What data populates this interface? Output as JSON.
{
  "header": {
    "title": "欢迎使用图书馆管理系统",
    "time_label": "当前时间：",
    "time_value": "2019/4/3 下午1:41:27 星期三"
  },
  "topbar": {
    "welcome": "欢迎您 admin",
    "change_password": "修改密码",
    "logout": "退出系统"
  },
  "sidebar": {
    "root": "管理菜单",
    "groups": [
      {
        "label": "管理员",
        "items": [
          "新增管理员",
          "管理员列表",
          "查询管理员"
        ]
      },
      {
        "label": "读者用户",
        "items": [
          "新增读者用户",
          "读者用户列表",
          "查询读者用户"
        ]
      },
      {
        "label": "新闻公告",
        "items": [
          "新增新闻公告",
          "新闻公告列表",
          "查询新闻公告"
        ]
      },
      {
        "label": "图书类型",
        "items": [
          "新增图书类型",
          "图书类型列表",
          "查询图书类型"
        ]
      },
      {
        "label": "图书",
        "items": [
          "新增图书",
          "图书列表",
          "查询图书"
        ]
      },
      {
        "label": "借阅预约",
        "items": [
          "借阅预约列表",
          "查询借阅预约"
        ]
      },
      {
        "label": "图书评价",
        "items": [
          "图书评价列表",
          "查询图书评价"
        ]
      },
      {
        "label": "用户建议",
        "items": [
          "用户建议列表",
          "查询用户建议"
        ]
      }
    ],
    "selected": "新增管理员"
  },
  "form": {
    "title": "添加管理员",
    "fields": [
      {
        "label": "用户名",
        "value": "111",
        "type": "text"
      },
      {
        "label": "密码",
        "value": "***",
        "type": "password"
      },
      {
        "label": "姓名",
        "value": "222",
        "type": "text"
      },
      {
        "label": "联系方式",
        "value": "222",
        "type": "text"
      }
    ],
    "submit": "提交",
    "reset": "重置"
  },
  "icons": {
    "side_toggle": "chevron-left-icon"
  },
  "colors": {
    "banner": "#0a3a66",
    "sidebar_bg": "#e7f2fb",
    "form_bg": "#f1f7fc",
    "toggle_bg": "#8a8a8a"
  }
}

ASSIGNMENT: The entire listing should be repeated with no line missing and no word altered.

THE COMPLETED TASK:
What data populates this interface? Output as JSON.
{
  "header": {
    "title": "欢迎使用图书馆管理系统",
    "time_label": "当前时间：",
    "time_value": "2019/4/3 下午1:41:27 星期三"
  },
  "topbar": {
    "welcome": "欢迎您 admin",
    "change_password": "修改密码",
    "logout": "退出系统"
  },
  "sidebar": {
    "root": "管理菜单",
    "groups": [
      {
        "label": "管理员",
        "items": [
          "新增管理员",
          "管理员列表",
          "查询管理员"
        ]
      },
      {
        "label": "读者用户",
        "items": [
          "新增读者用户",
          "读者用户列表",
          "查询读者用户"
        ]
      },
      {
        "label": "新闻公告",
        "items": [
          "新增新闻公告",
          "新闻公告列表",
          "查询新闻公告"
        ]
      },
      {
        "label": "图书类型",
        "items": [
          "新增图书类型",
          "图书类型列表",
          "查询图书类型"
        ]
      },
      {
        "label": "图书",
        "items": [
          "新增图书",
          "图书列表",
          "查询图书"
        ]
      },
      {
        "label": "借阅预约",
        "items": [
          "借阅预约列表",
          "查询借阅预约"
        ]
      },
      {
        "label": "图书评价",
        "items": [
          "图书评价列表",
          "查询图书评价"
        ]
      },
      {
        "label": "用户建议",
        "items": [
          "用户建议列表",
          "查询用户建议"
        ]
      }
    ],
    "selected": "新增管理员"
  },
  "form": {
    "title": "添加管理员",
    "fields": [
      {
        "label": "用户名",
        "value": "111",
        "type": "text"
      },
      {
        "label": "密码",
        "value": "***",
        "type": "password"
      },
      {
        "label": "姓名",
        "value": "222",
        "type": "text"
      },
      {
        "label": "联系方式",
        "value": "222",
        "type": "text"
      }
    ],
    "submit": "提交",
    "reset": "重置"
  },
  "icons": {
    "side_toggle": "chevron-left-icon"
  },
  "colors": {
    "banner": "#0a3a66",
    "sidebar_bg": "#e7f2fb",
    "form_bg": "#f1f7fc",
    "toggle_bg": "#8a8a8a"
  }
}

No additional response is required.